Alden Graves

Tammy Wynette had one of her biggest hits in 1968 with a song called "D-I-V-O-R-C-E." I guess the world tended to be a lot less pretentious then. I’ve never been a big fan of the Gwyneth Paltrow school of ice water acting. Given the fact that I still miss Wynette, I probably don’t need to state that I’ve never warmed much to Coldplay.

For those of you who have no idea what I’m going on about, Ms. Paltrow, who parleyed an Oscar 16 years ago into countless magazine covers, and her husband, Chris Martin, who is Coldplay’s lead singer, have decided to call it quits after 11 years of marriage. When you attain the pinnacle of celebrity that these two have reached, however, you can’t use a word as mundane as "divorce" to describe such a momentous event.

If Tammy were alive today, she might have to wrestle with "Our C-O-N-S-C-I-O-U-S U-N-C-O-U-P-L-I-N-G becomes final today." It’s quite possibly the only reason that I’m glad she is gone. The phrase probably won’t endure in pertinence to failed marriages among twits, but it might find a real future in railroad yards.

In other entertainment news: "We will always tell you the truth." So saith Mr. Bill O’Reilly while he did one of his pronouncements for the faithful that was more glutted with self-serving syrup than a seven-year-old would pour over a stack of pancakes. The Wise Old Man of Fox News was commenting on the disappearance of Flight 370, the Malaysian Airlines wide-body jet that vanished on March 8 after departing Kuala Lumpur for Beijing.
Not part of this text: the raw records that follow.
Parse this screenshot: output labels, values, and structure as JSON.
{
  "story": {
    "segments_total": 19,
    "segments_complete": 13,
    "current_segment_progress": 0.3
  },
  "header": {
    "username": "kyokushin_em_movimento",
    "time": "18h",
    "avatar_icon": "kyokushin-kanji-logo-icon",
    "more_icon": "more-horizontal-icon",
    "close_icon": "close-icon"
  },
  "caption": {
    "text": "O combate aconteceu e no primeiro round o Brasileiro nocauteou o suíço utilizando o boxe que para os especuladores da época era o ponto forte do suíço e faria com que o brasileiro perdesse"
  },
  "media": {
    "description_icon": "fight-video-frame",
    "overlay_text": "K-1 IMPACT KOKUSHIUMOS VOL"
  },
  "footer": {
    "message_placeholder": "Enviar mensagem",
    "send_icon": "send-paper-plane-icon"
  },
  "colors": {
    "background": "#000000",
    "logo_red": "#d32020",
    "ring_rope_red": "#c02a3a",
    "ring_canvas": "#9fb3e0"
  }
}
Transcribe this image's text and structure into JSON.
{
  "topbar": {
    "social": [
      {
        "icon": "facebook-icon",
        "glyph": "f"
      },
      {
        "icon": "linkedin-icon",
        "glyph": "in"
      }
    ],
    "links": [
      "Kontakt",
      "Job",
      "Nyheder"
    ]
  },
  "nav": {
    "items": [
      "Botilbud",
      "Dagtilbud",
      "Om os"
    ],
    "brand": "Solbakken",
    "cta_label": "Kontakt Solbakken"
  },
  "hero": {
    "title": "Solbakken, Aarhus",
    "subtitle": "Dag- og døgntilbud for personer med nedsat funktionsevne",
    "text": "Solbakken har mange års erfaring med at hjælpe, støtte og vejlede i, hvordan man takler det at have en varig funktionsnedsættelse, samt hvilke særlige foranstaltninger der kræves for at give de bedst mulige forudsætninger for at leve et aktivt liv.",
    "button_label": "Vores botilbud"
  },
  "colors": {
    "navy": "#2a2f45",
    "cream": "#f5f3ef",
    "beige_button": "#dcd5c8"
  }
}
O’Reilly knew where the plane was a week ago and he could have spared the relatives and friends of the 239 people on board all the agony of apprehension if they had just listened to him.

You are probably asking yourself why the rest of the world was held in suspense for so long, if people as far removed from the investigation -- not to mention reality-- as the fair and balanced folks at Fox knew what happened to Flight 370 almost from the outset? To what point was the attenuation of the tragic drama? Why spend millions of dollars, expend thousands of man-hours, and extend the misery of hundreds of people when they knew what had happened to the plane all along?

Mr. O’Reilly thinks it all was a disgraceful ploy to wring tears out of a tragic story and, in a classic pot and kettle moment, he castigated the media for resorting to such low tactics. At opportune moments like this, the media traditionally assumes the role of the Frankenstein monster to the right wing’s peaceful Alpine villagers.

It was the media that manipulated the governments of concerned nations into mounting a Barnum and Bailey scale search for the missing jet. Australia and China were very concerned about the amount of flack that President Obama is getting about Benghazi and were happy to do their part in a concerted effort to distract the world. Welcome to truth as it is spun in Fox News World.

This has been a great time for "I told you so" from noted also-rans. Two headliners on the plush seat circuit, Mitt Romney and Sarah Palin, both knew that Putin wasn’t to be trusted. Mr. Romney privately expressed concern that the Russian president might have designs on the Cayman Islands and Palin wondered if Putin would impose new restrictions on snowmobiling in the Crimea that would "really tick Todd and his friends off."

O’Reilly’s smug "We told you so" finale to the jetliner story very likely originated in the office of Roger Ailes, the former Republican operative who is now installed as the president of the fair and balanced Fox News Channel. I know that it is a fundamental precept of Rovian politics that, if you repeat something often enough, it assumes the appearance of truth. I wonder how many times someone would have to hear "fair and balanced" to lend any credence to the words when they originated in the mind of a man who once worked for Richard Nixon, the DeMille of dirty tricks.

But, just so this troubling little fact doesn’t slip through the cracks of Mr. O’Reilly’s sanctimonious pose as Truth’s Messenger, he is, first and foremost, a highly recompensed mouthpiece for Rupert Murdoch. Among the battalion of past outrages committed by the Murdoch media empire in its seemingly unquenchable quest for profits was accessing the voicemail of a 13-year-old child who was abducted and murdered in 2002, giving her parents some hope that she was still alive. So much for sanctimonious posing.

In a related story, Mr. O’Reilly disclosed that he is studying the last flight plan of Amelia Earhart and will let his viewers know what happened to her on his next show. Conceding that, yes, it will mean another week of wondering for Earhart’s descendants, but the final disclosure of her whereabouts will probably hype his ratings, so what’s the big deal after all this time?

Alden Graves is a Banner columnist.